Worm Breeder's Gazette 10(1): 12

These abstracts should not be cited in bibliographies. Material contained herein should be treated as personal communication and should be cited as such only with the consent of the author.

Genome Map

A. Coulson, J. Sulston, D. Albertson, R. Fishpool, R. Waterston and H. Ameer
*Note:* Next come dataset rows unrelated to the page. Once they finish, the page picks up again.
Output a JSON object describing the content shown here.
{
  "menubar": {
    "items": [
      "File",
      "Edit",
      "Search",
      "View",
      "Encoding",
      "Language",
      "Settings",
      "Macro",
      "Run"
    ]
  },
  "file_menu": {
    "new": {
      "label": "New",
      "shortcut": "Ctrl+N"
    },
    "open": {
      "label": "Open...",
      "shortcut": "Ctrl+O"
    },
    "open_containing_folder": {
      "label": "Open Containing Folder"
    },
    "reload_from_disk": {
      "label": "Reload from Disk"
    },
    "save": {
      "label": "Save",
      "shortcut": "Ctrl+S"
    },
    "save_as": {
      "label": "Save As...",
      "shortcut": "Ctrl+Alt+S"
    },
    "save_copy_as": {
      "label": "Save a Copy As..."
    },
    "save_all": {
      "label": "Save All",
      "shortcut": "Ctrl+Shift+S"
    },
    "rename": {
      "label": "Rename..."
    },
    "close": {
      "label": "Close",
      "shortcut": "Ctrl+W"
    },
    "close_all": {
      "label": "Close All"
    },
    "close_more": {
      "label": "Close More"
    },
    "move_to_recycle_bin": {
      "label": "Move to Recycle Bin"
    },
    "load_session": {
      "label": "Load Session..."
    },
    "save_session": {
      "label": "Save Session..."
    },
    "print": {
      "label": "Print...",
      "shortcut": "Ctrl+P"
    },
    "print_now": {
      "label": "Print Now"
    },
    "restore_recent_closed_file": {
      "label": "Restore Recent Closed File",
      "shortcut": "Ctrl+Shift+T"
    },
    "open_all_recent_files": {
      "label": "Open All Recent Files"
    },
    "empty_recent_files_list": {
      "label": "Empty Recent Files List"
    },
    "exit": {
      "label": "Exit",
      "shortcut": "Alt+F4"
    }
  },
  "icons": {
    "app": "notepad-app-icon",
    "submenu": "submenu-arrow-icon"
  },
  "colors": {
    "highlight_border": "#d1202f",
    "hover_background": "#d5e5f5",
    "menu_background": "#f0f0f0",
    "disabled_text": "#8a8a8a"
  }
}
clones analyzed = 
clones in contigs = 
contigs = 
% genome in contigs = 89.
mean contig size (Kb) = 
contigs >200Kb = 
unattached clones = 
maximum % genome in unattached clones = 19.
As we indicated at Cold Spring Harbor, Bob Waterston has constructed 
a C. in a yeast artificial chromosome (YAC) 
vector.  The mean insert size is 100-150 Kb.  2100 YAC's have been 
isolated and gridded and we have started using them as probes to make 
joins in the cosmid map.  In addition, a limited number of replicas of 
the grid are available from the Medical Research Council (MRC).  First 
reports are good, in that a number of people have found positives with 
their probes.  We are not entirely clear how best to use the YAC's 
thus identified; however, since many individual walking efforts, as 
well as generalized closure of the map, are going to revolve around 
this grid for a time, the more information that we can collect about 
it the better.  We would, therefore, like to send replicas to those 
labs that are interested in probing them and ask in return to be given 
the hybridization data that you collect.  YAC's of interest to you are 
available from either St. Louis or the MRC.
The part of the current map marked by cloned genes or polymorphisms 
is summarized in the following table.  Contigs on each chromosome are 
ordered in three blocks: (1)  unknown position; (2) known physical 
position (by in situ hybridization); (3) known genetic but unknown 
physical position.  Because of the distortion of the genetic map 
relative to the physical map, there is no systematic way to unite (2) 
and (3); but as linkage proceeds, everything will move into (2).